However, boosting trade in local currencies could go a long way to providing a buffer against the dollar, serving this purpose anyway.
“This shift could increase the potential for using currencies other than the US dollar, particularly by creating a network of countries that enhances the utility of their respective currencies,” Karin Costa Vasquez, a non-resident senior fellow at the Center for China and Globalization, told Aljazeera.
Additionally, Iran is expected to benefit the most from the expansion. Iran and the G7 are regularly in diplomatic spats, with the US trying to isolate Iran from global trade.
Sanusha Naidu, a senior research fellow at the Institute for Global Dialogue, said that South Africa – which despite recent tensions, still has strong ties with the US – may have to deal with the potential fallout of including Iran in the bloc.
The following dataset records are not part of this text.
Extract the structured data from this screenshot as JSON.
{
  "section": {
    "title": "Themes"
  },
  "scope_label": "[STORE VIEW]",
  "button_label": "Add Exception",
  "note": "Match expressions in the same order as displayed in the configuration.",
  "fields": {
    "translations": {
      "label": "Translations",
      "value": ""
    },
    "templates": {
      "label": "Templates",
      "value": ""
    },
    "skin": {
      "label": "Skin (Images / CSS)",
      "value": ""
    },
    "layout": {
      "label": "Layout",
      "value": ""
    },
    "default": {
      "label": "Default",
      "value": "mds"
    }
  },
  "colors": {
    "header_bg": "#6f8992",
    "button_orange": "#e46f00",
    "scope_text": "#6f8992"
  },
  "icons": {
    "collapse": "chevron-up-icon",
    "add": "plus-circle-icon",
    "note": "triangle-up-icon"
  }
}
That said, she also noted that South Africa could use its position in the bloc to its advantage when dealing with the US.
“Yes, they don’t have the economic muscle to do what they want to do, but they have the strategic muscle to say ‘I have the BRICS behind me now; I have a wall of BRICS,'” she said.
Legitimacy of the new group
However, the global civil society alliance CIVICUS said the majority of the new members of BRICS have troubled histories in upholding civic freedoms and quashing democratic dissent, limiting the potential for multilateralism.
“There were already serious concerns about BRICS being a values-free alliance given the appalling human rights records of China and Russia against whom there are credible accusations of committing crimes against humanity,” Lysa John, the Secretary General of CIVICUS, said.
According to the CIVICUS Monitor, currently, all of the BRICS countries have seriously disenabling civic space conditions, meaning that civic space conditions are so poor that state and non-state actors are allowed to imprison, injure or kill people for exercising their rights.
Egypt, Iran, Saudi Arabia and the United Arab Emirates are all in the “closed” category, meaning that they routinely imprison and persecute political dissenters and civil society activists.
“BRICS countries claim to support a system of global governance that is more inclusive and egalitarian yet have mixed records in upholding civic freedoms enshrined in the international human rights framework. Respect for civic freedoms is an essential element of the rules-based international order,” CIVICUS said.
The CIVICUS Monitor – which rates countries according to five categories: open, narrowed, obstructed, repressed and closed – ratings for all the existing and new BRICS countries can be found below:
|Country||CIVICUS Monitor Rating|